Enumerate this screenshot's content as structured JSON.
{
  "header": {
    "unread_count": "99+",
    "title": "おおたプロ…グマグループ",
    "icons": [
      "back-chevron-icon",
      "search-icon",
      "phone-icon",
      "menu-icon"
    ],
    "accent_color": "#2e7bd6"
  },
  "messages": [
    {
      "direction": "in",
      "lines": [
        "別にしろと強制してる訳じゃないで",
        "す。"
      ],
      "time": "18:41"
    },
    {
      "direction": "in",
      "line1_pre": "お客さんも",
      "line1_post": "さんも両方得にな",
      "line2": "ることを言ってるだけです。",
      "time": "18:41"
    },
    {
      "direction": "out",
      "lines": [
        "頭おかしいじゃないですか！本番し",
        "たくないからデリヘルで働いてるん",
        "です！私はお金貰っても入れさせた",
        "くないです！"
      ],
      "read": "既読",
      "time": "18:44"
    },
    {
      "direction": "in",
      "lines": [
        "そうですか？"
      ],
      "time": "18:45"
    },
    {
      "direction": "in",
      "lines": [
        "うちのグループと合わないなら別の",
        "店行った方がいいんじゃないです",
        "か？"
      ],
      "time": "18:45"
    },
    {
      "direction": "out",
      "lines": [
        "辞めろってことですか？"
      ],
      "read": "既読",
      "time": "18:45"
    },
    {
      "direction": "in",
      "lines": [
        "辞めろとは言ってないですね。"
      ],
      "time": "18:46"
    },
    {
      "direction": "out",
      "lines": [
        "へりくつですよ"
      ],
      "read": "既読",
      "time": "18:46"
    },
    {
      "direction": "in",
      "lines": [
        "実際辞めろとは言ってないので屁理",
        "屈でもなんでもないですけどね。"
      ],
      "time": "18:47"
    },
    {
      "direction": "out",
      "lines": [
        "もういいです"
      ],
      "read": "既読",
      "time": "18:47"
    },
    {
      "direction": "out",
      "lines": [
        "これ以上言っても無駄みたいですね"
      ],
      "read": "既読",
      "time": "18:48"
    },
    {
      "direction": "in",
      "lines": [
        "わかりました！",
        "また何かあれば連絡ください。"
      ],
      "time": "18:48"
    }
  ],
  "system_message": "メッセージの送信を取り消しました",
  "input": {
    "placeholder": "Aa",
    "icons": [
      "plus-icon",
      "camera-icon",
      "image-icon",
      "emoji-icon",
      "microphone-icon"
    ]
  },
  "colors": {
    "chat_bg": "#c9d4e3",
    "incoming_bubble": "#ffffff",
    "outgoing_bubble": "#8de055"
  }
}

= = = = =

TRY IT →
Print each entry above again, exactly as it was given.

RESPONSE FOR THIS EXERCISE →
Enumerate this screenshot's content as structured JSON.
{
  "header": {
    "unread_count": "99+",
    "title": "おおたプロ…グマグループ",
    "icons": [
      "back-chevron-icon",
      "search-icon",
      "phone-icon",
      "menu-icon"
    ],
    "accent_color": "#2e7bd6"
  },
  "messages": [
    {
      "direction": "in",
      "lines": [
        "別にしろと強制してる訳じゃないで",
        "す。"
      ],
      "time": "18:41"
    },
    {
      "direction": "in",
      "line1_pre": "お客さんも",
      "line1_post": "さんも両方得にな",
      "line2": "ることを言ってるだけです。",
      "time": "18:41"
    },
    {
      "direction": "out",
      "lines": [
        "頭おかしいじゃないですか！本番し",
        "たくないからデリヘルで働いてるん",
        "です！私はお金貰っても入れさせた",
        "くないです！"
      ],
      "read": "既読",
      "time": "18:44"
    },
    {
      "direction": "in",
      "lines": [
        "そうですか？"
      ],
      "time": "18:45"
    },
    {
      "direction": "in",
      "lines": [
        "うちのグループと合わないなら別の",
        "店行った方がいいんじゃないです",
        "か？"
      ],
      "time": "18:45"
    },
    {
      "direction": "out",
      "lines": [
        "辞めろってことですか？"
      ],
      "read": "既読",
      "time": "18:45"
    },
    {
      "direction": "in",
      "lines": [
        "辞めろとは言ってないですね。"
      ],
      "time": "18:46"
    },
    {
      "direction": "out",
      "lines": [
        "へりくつですよ"
      ],
      "read": "既読",
      "time": "18:46"
    },
    {
      "direction": "in",
      "lines": [
        "実際辞めろとは言ってないので屁理",
        "屈でもなんでもないですけどね。"
      ],
      "time": "18:47"
    },
    {
      "direction": "out",
      "lines": [
        "もういいです"
      ],
      "read": "既読",
      "time": "18:47"
    },
    {
      "direction": "out",
      "lines": [
        "これ以上言っても無駄みたいですね"
      ],
      "read": "既読",
      "time": "18:48"
    },
    {
      "direction": "in",
      "lines": [
        "わかりました！",
        "また何かあれば連絡ください。"
      ],
      "time": "18:48"
    }
  ],
  "system_message": "メッセージの送信を取り消しました",
  "input": {
    "placeholder": "Aa",
    "icons": [
      "plus-icon",
      "camera-icon",
      "image-icon",
      "emoji-icon",
      "microphone-icon"
    ]
  },
  "colors": {
    "chat_bg": "#c9d4e3",
    "incoming_bubble": "#ffffff",
    "outgoing_bubble": "#8de055"
  }
}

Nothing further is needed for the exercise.